» WORK TO BE COMPLETED
Each line below containing the word "status" needs to be shown.

************

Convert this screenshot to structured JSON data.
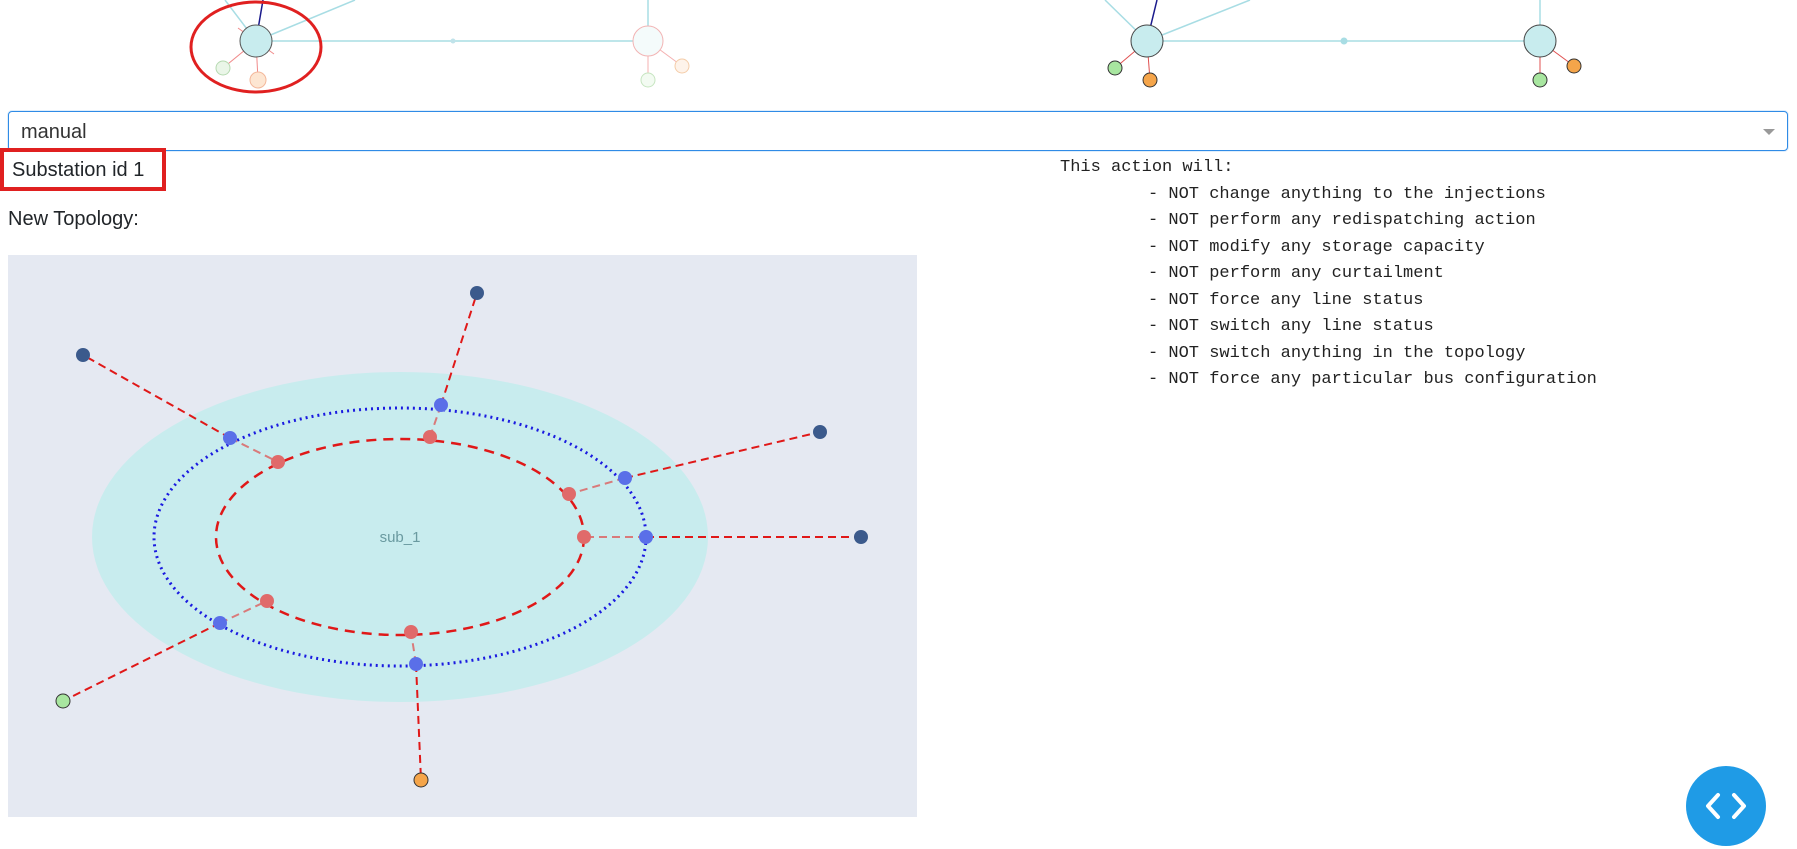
{
  "top_graph": {
    "highlight_color": "#e02020"
  },
  "selector": {
    "value": "manual"
  },
  "substation": {
    "label": "Substation id 1"
  },
  "topology": {
    "title": "New Topology:",
    "substation_label": "sub_1"
  },
  "action": {
    "header": "This action will:",
    "items": [
      "- NOT change anything to the injections",
      "- NOT perform any redispatching action",
      "- NOT modify any storage capacity",
      "- NOT perform any curtailment",
      "- NOT force any line status",
      "- NOT switch any line status",
      "- NOT switch anything in the topology",
      "- NOT force any particular bus configuration"
    ]
  },
  "colors": {
    "accent": "#1f9be6",
    "plot_bg": "#e5e9f2",
    "substation_fill": "#c8ecee",
    "bus1": "#e01818",
    "bus2": "#1a1ae0",
    "line_end": "#3b5a8c",
    "generator": "#a8e6a0",
    "load": "#f5a54a"
  },
  "icons": {
    "code_toggle": "code-brackets-icon"
  }
}
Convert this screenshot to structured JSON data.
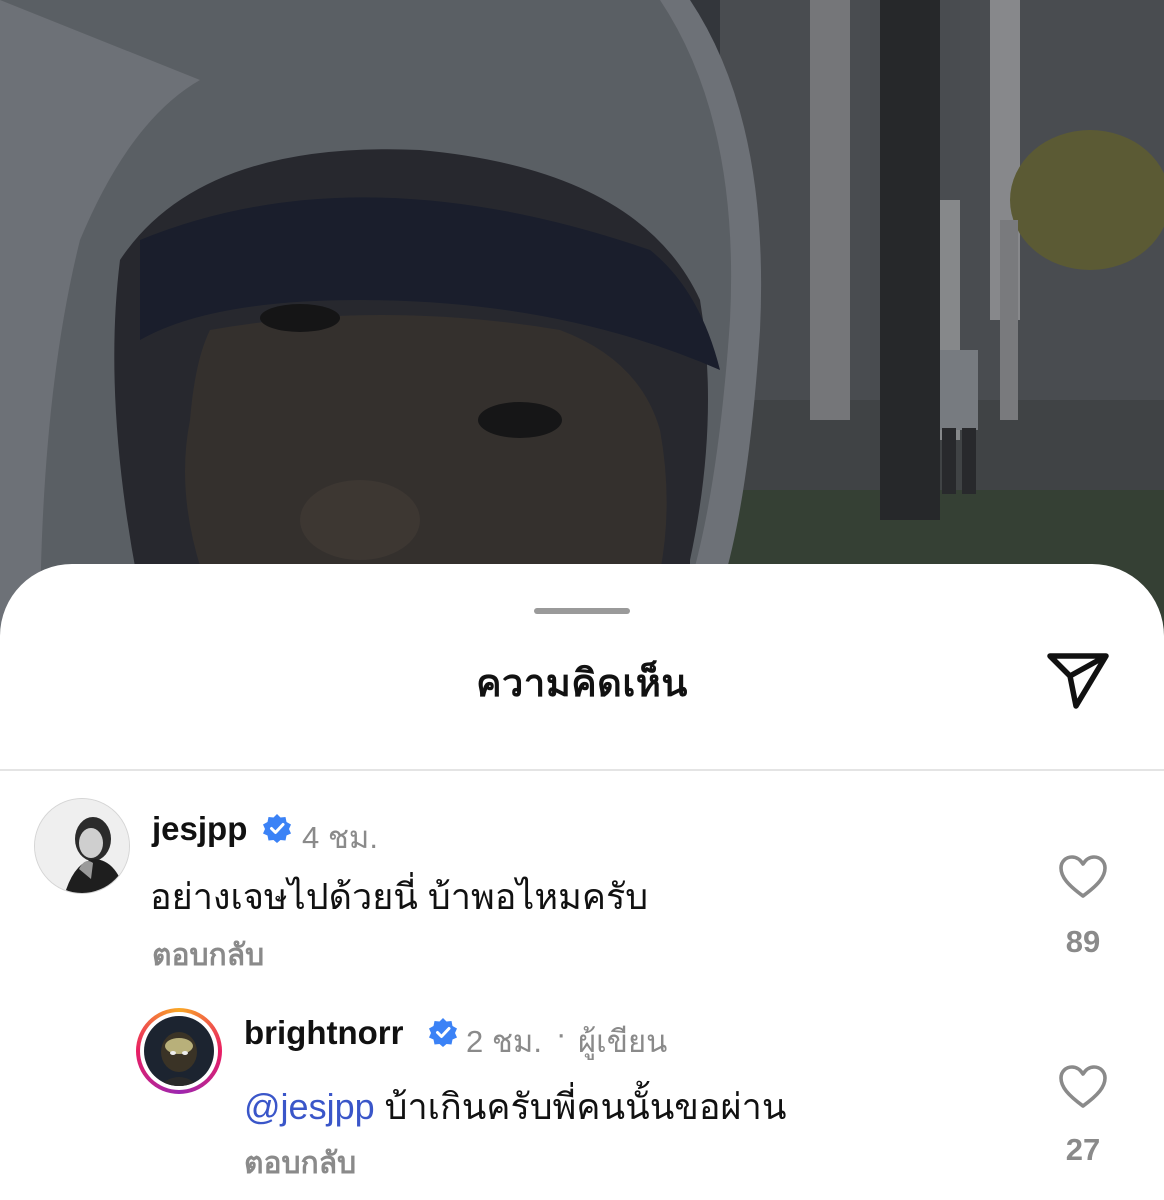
{
  "sheet": {
    "title": "ความคิดเห็น",
    "share_icon": "send-icon"
  },
  "comments": [
    {
      "username": "jesjpp",
      "verified": true,
      "time": "4 ชม.",
      "text": "อย่างเจษไปด้วยนี่ บ้าพอไหมครับ",
      "reply_label": "ตอบกลับ",
      "likes": "89"
    }
  ],
  "replies": [
    {
      "username": "brightnorr",
      "verified": true,
      "time": "2 ชม.",
      "separator": "·",
      "author_tag": "ผู้เขียน",
      "mention": "@jesjpp",
      "text": " บ้าเกินครับพี่คนนั้นขอผ่าน",
      "reply_label": "ตอบกลับ",
      "likes": "27"
    }
  ],
  "colors": {
    "mention": "#3a56c9",
    "verified_badge": "#3b82f6",
    "story_ring": [
      "#f9a825",
      "#e91e63",
      "#9c27b0"
    ]
  }
}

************

» SOLVED PROBLEM
      "- NOT force any line status",
      "- NOT switch any line status",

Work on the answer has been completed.